This definitely depends on the business and the positions available, but if there’s a possibility to offer any remote positions, do it. Remote work provides employees with the opportunity to contribute from home with more manageable schedules. In doing so, it leads to a healthier work-life balance, with Harvard Business Review reporting that women of colour have benefited in particular from widespread shifts away from pre-pandemic workplace norms. Beyond benefits to employees though, this is also a sustainable solution. Empowering employees to work from home cuts down on commutes associated with your business and may in time allow you to reduce the space and energy needed to maintain a physical workplace.
Reduce, Reuse, Recycle
We’ve all heard this (or similar mantras) a million times, and yet there are usually ways in which businesses can still go further to implement the idea. So, to provide a few specific tips: Look for disposable items that can be replaced with longer-lasting alternatives (switching to energy-saving lightbulbs is a popular example). Reuse items such as cardboard boxes before throwing them away.
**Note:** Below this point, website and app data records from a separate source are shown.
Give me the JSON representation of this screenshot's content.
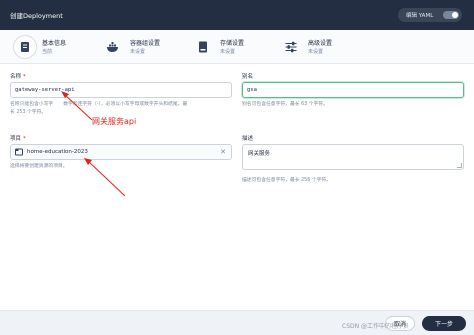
{
  "header": {
    "title": "创建Deployment",
    "yaml_label": "编辑 YAML"
  },
  "steps": [
    {
      "name": "基本信息",
      "status": "当前",
      "icon": "info-doc-icon"
    },
    {
      "name": "容器组设置",
      "status": "未设置",
      "icon": "docker-whale-icon"
    },
    {
      "name": "存储设置",
      "status": "未设置",
      "icon": "storage-disk-icon"
    },
    {
      "name": "高级设置",
      "status": "未设置",
      "icon": "sliders-icon"
    }
  ],
  "form": {
    "name": {
      "label": "名称",
      "value": "gateway-server-api",
      "hint_a": "名称只能包含小写字",
      "hint_b": "数字和连字符（-），必须以小写字母或数字开头和结尾，最",
      "hint_c": "长 253 个字符。"
    },
    "alias": {
      "label": "别名",
      "value": "gsa",
      "hint": "别名可包含任意字符，最长 63 个字符。"
    },
    "project": {
      "label": "项目",
      "value": "home-education-2023",
      "hint": "选择将要创建资源的项目。",
      "clear": "✕"
    },
    "description": {
      "label": "描述",
      "value": "网关服务",
      "hint": "描述可包含任意字符，最长 256 个字符。"
    }
  },
  "annotation": {
    "text": "网关服务api",
    "color": "#e0241b"
  },
  "footer": {
    "cancel_label": "取消",
    "next_label": "下一步"
  },
  "watermark": "CSDN @工作中的程序员"
}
And be sure to check on local regulations with regards to recycling, so that you’re disposing of materials as responsibly as possible. These are all simple tips, but if your business can act on them it will be well on its way to leaving a smaller footprint.
Ditch the Business Cards
On the subject of reducing waste, one simple but effective move more businesses are making is eliminating paper business cards. Believe it or not, these simple little identifiers account for a massive amount of material waste, from tree destruction to fossil fuel use. And unfortunately, trendy companies making it easier for people to personalize their own cards online have only made these problems worse. That said, there are electronic alternatives now, and per an overview of digital business cards at Doorway, they offer convenient solutions without waste. Basically, these cards enable users to swap business and contact information between phones (including via in-person transfers), without the need for any material consumption.
Use LED Lighting
We alluded to switching out lightbulbs above, and this makes for another simple and effective solution to consider. Plus, it’s a pretty easy thing to keep up with after the initial switch. Changing out your incandescent and halogen bulbs for LED alternatives can result in your business using 75% less energy, according to Energy.gov. As an added bonus, it’ll bring your electricity bill down, too – something every business can benefit from.
Work Together With Other Green Companies
Black-owned businesses need to stick together and support each other in general, whenever it’s reasonable to do so. In a similar way though, companies that do their best to incorporate sustainability into their practices tend to benefit from working with other, like-minded companies. Encourage your peers (or friendly competitors) to take sustainable steps, and share ideas together. You never know when a fellow business owner will drop some wisdom on you that’ll change your whole outlook, or in this case open your eyes to a green solution you hadn’t previously considered. We hope these suggestions will lead you toward more sustainable solutions in your business!